** Data under study **
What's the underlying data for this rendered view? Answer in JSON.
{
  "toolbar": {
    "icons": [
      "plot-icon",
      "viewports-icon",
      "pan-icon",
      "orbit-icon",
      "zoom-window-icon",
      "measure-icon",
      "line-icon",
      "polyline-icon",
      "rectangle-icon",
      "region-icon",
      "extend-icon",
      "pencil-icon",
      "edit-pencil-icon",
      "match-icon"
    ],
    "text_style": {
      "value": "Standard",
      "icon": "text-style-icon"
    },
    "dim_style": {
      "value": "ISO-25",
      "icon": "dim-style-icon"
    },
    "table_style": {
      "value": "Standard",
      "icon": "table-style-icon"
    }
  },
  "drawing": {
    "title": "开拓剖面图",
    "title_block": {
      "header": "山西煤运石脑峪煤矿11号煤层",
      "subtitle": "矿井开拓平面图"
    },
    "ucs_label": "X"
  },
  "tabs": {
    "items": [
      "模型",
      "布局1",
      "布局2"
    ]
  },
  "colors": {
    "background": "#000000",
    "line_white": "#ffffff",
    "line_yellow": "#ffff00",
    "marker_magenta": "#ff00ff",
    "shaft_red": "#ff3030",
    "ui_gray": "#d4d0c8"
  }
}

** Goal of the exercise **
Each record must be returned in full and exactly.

** Task result **
What's the underlying data for this rendered view? Answer in JSON.
{
  "toolbar": {
    "icons": [
      "plot-icon",
      "viewports-icon",
      "pan-icon",
      "orbit-icon",
      "zoom-window-icon",
      "measure-icon",
      "line-icon",
      "polyline-icon",
      "rectangle-icon",
      "region-icon",
      "extend-icon",
      "pencil-icon",
      "edit-pencil-icon",
      "match-icon"
    ],
    "text_style": {
      "value": "Standard",
      "icon": "text-style-icon"
    },
    "dim_style": {
      "value": "ISO-25",
      "icon": "dim-style-icon"
    },
    "table_style": {
      "value": "Standard",
      "icon": "table-style-icon"
    }
  },
  "drawing": {
    "title": "开拓剖面图",
    "title_block": {
      "header": "山西煤运石脑峪煤矿11号煤层",
      "subtitle": "矿井开拓平面图"
    },
    "ucs_label": "X"
  },
  "tabs": {
    "items": [
      "模型",
      "布局1",
      "布局2"
    ]
  },
  "colors": {
    "background": "#000000",
    "line_white": "#ffffff",
    "line_yellow": "#ffff00",
    "marker_magenta": "#ff00ff",
    "shaft_red": "#ff3030",
    "ui_gray": "#d4d0c8"
  }
}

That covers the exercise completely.